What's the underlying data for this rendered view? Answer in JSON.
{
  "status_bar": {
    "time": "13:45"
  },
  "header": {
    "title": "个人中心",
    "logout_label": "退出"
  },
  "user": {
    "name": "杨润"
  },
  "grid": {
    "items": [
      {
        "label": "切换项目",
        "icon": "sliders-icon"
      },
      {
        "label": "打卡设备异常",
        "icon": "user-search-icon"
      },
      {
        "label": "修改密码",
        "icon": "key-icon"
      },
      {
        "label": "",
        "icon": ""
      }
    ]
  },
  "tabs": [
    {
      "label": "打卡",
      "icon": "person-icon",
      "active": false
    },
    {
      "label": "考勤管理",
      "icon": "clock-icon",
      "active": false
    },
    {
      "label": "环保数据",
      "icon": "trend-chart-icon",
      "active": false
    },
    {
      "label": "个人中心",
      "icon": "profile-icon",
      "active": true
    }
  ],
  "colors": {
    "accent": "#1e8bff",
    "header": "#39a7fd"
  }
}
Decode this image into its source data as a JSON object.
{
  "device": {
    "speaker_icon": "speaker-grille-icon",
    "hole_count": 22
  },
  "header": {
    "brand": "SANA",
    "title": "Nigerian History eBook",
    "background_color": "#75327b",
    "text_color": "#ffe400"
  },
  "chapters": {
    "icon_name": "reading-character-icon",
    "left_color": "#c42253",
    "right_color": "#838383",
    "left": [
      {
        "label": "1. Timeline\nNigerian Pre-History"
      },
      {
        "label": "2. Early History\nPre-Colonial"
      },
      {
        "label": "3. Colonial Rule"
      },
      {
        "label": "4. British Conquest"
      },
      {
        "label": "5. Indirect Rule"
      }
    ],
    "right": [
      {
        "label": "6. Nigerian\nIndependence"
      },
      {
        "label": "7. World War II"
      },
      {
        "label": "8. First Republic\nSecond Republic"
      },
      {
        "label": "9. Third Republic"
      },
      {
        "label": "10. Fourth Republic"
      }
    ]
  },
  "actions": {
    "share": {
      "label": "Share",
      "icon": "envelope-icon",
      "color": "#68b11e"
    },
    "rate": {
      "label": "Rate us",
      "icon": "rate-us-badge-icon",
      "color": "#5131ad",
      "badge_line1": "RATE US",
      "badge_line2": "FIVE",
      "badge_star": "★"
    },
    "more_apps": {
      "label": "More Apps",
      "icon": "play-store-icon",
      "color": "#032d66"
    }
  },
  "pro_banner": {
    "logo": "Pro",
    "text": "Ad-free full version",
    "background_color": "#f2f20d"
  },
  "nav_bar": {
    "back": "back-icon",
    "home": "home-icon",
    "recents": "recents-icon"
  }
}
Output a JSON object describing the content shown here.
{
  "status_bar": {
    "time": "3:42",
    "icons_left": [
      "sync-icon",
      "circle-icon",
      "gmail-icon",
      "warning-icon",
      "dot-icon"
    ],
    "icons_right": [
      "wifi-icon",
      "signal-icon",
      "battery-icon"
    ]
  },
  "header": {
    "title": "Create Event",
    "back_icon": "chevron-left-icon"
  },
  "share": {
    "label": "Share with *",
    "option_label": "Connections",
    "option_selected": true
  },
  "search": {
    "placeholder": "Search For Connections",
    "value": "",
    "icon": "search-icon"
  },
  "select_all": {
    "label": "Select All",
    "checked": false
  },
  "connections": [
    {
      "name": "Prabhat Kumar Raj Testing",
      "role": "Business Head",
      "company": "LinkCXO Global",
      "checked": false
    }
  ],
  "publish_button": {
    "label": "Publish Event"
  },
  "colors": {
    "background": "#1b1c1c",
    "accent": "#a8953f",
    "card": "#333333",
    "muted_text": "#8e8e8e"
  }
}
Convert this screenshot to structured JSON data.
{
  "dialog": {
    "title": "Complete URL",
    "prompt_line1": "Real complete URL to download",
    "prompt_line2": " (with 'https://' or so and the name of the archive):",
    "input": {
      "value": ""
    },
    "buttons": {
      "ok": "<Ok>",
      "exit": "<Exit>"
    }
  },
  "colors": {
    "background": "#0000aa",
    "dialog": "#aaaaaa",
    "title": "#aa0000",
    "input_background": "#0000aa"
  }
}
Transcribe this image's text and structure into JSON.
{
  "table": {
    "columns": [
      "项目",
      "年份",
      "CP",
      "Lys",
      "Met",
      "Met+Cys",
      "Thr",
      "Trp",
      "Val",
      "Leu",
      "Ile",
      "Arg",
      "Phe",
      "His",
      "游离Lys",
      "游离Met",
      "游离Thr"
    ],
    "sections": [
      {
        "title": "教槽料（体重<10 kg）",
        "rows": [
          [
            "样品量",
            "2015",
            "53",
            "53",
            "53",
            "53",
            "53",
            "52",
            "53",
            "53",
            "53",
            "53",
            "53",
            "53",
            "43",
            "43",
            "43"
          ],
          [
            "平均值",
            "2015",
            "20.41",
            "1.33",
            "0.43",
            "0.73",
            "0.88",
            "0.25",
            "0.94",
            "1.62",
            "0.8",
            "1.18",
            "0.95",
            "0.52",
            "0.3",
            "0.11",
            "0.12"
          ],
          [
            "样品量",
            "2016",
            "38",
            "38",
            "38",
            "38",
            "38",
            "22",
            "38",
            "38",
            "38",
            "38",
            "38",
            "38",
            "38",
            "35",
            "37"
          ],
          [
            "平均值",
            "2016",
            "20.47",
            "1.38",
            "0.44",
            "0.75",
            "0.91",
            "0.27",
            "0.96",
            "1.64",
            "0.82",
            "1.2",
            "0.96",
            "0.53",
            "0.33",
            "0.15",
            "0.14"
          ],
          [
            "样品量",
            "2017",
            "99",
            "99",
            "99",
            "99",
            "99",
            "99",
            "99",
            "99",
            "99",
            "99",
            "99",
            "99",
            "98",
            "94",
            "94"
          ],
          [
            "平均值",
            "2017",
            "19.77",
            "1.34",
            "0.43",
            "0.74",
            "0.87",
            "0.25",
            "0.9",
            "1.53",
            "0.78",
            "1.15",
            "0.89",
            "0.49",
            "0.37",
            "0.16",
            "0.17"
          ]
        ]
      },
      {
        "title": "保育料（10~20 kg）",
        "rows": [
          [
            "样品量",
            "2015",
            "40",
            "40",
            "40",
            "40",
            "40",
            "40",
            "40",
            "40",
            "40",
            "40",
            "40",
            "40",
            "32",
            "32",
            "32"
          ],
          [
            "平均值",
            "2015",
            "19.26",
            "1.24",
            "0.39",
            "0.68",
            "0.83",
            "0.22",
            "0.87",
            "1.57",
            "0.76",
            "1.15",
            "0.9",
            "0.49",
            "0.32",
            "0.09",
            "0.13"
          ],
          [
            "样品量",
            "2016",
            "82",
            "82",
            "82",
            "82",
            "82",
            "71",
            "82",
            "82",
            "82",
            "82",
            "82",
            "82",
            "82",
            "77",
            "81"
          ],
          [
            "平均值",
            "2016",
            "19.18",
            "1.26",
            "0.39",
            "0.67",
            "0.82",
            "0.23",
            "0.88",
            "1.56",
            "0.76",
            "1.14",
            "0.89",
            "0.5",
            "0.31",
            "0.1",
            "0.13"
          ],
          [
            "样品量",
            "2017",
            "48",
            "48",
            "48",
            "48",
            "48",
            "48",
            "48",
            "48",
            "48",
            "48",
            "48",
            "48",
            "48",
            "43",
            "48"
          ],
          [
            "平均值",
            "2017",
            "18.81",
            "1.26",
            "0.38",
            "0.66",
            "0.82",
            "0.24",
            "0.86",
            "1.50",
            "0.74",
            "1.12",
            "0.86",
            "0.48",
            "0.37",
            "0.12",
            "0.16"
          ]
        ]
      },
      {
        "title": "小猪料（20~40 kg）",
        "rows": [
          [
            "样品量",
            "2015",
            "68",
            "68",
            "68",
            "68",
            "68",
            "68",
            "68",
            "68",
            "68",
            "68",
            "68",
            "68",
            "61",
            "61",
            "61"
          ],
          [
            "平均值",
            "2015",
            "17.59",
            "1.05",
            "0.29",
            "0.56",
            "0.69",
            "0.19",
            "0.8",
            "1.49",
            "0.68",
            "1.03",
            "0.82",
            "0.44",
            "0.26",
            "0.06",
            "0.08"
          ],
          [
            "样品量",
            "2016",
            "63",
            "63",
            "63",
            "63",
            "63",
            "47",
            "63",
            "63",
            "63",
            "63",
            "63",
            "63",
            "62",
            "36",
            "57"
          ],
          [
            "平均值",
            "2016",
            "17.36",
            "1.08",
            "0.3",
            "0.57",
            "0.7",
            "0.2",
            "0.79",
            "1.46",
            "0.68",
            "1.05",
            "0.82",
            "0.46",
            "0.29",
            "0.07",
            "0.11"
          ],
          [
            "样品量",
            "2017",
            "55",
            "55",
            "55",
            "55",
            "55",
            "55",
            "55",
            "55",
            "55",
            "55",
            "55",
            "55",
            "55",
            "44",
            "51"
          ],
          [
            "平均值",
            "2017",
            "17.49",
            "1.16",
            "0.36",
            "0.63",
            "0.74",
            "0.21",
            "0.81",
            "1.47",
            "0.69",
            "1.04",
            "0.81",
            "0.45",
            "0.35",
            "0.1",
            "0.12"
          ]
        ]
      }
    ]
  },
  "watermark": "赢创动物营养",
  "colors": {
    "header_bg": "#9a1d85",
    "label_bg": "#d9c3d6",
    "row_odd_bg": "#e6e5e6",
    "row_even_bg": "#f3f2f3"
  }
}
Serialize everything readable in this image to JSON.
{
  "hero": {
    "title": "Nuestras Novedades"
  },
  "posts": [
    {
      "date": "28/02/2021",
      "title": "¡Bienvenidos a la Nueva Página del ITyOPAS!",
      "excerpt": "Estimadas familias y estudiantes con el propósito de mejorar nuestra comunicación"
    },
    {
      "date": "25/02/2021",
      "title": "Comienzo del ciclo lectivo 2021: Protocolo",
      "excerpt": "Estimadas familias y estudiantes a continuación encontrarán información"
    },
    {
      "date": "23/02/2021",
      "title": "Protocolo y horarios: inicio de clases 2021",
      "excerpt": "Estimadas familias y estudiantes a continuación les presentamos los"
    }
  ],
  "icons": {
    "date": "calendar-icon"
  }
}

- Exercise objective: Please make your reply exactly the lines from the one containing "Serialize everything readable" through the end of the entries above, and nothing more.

- Solution:
Serialize everything readable in this image to JSON.
{
  "hero": {
    "title": "Nuestras Novedades"
  },
  "posts": [
    {
      "date": "28/02/2021",
      "title": "¡Bienvenidos a la Nueva Página del ITyOPAS!",
      "excerpt": "Estimadas familias y estudiantes con el propósito de mejorar nuestra comunicación"
    },
    {
      "date": "25/02/2021",
      "title": "Comienzo del ciclo lectivo 2021: Protocolo",
      "excerpt": "Estimadas familias y estudiantes a continuación encontrarán información"
    },
    {
      "date": "23/02/2021",
      "title": "Protocolo y horarios: inicio de clases 2021",
      "excerpt": "Estimadas familias y estudiantes a continuación les presentamos los"
    }
  ],
  "icons": {
    "date": "calendar-icon"
  }
}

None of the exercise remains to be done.